I put down my Ford escape's rear drivers side seat and the seatbelt will not let me put it back up. The seatbelt will not release and recoil to allow the seat to come up. It acts as if the seat belt is...
Hey everyone--after searching in vain for an entire 10 days, and absolutely REFUSING to
pay Ford's $100 diagnosis fee, and their $300 replacement suggestion
($400??), I decided to figure this out myself. And I did. Do the
following to let loose the tension that has kept your seat stuck in the
down position (though my truck is a 2008 Ford Escape, I have a strong
feeling this is the case with any vehicle):
1. Remove the seat bottoms (which are folded forward and upward against
the back of the front seats). To do this, find the bars that are
bracketed into the floor. There may or may not be a little yellow lever
on one of the two brackets. If so, flip it and slide the bar out. If
it stops, pull the other side out. Doing this should allow you to
completely remove the seat from the car. Repeat with other side.
Now you should have plenty of room to work. Move front seats forward, and you've got even more.
2. Remove your back seats entirely. (Sorry- it's a must.) For many, you will require either one or both of these:
One Torx T-50 socket to remove T-50 bolt (which bolts seat belt latches to the floor)
One Torx T-55 (which bolts the folding seat into the bracket that bolts seats to the floor).
One socket extension (tip: the extension gives you much more torque, and its easier to remove bolts) and
One a 5/8" socket. (See continuation after following tip.)
TIP: if you have a 40/60 split, you have to remove the 40 first! This
will allow you room to move around the 60 seat and its stuck belt.
Remove bolts that bolt bracket to car floor (this is the 40 seat). I
believe there's two: 1 directly below the seat, and 1 that also bolts
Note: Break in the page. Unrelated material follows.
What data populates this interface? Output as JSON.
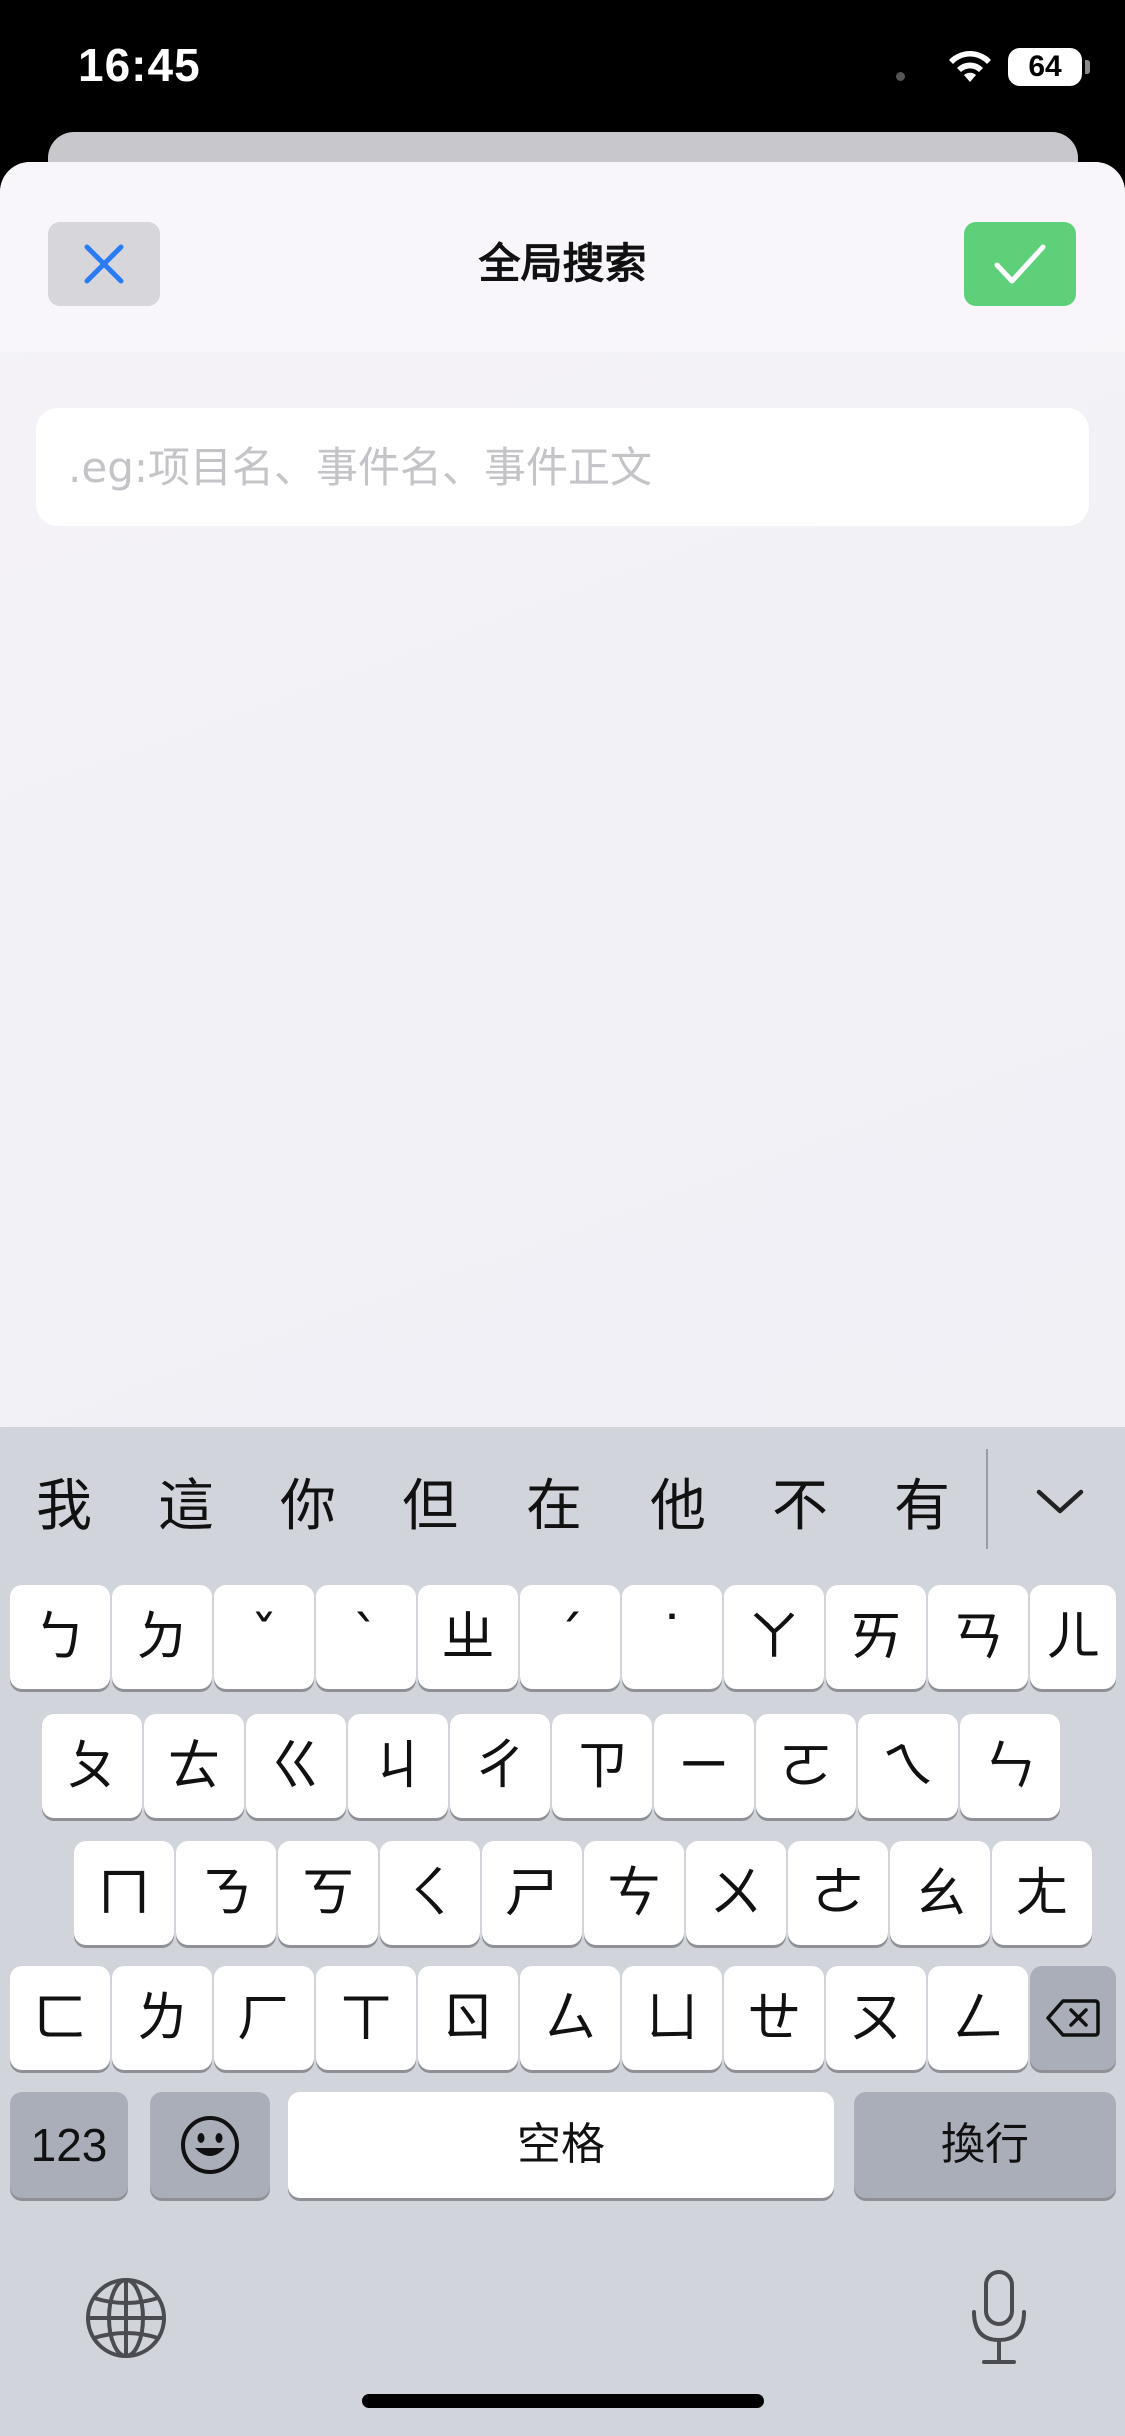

the 60 seat (you'll be using the 5/8" here)-- Don't hold me to it,
though, as I've seen some different stuff. Pull seat out of the way to
avoid potential damage. NOTE: THOSE BRACKETS ARE SHARP. WATCH THE
LEATHER/SEAT MATERIAL-- AND YOUR HANDS.)
2. Remove bolts on the 60. Though the top part of your seat is down,
you should be able to the bolt that keeps the bracket to the floor
beneath where the seat cushion would be (and where the upper part of the
seat is laying flat). A ratchet would probably be best for this since
you can keep the socket in place and wind the thing completely out. I
should say here that my seat couldn't have been tighter to the floor.
If I got mine out, I'm sure you can, too.
Now here come the tricky, but verrrrry easy parts. They are vital.
1. Now that the brackets are off of the floor, the 60 seat should now
be free-floating in your hands, but tethered by the T50 bolt that is
keeping the seatbelt buckle to the floor. Remove it. Now you should be
able to remove the seat altogether. I had to bring mine inside where
it wasn't 15 degrees in my garage, but I believe you'll do these parts
in the next five minutes. Do this next:
2. TIP the 60 SEAT UPRIGHT (just like it would if things were back to
the normal operational mode). This is VITAL. If you cannot fix it with
two or three tugs from here (don't waste more time than this-- the
final part is coming), then do this next:
3. Find the latch on the back of the seat that locks onto the latch of
the car. Using two gloved fingers (or tools), press the latch inward
until it's in the LOCKED position (fooling it into thinking you've put
it up and latched into into the truck bracket).
This should have also reset the button or lever that you used to unlock
the seat in the first place. Now give your belt a tug. It should come
loose like normal.
IMPORTANT NOTE: seatbelt tensioners rely on gravity (thing momentum
during a crash) that locks the belt. If the seat is not sitting UPRIGHT
(like in normal use mode), that mechanism is going to obey gravity if
it is tilted backward or forward (which is why the seat got in the
downward position to begin with) and lock.
That's it. Bolt the seats back in, and go buy yourself $400 worth of rewards.
Aug 07, 2010 |
2006 Ford Escape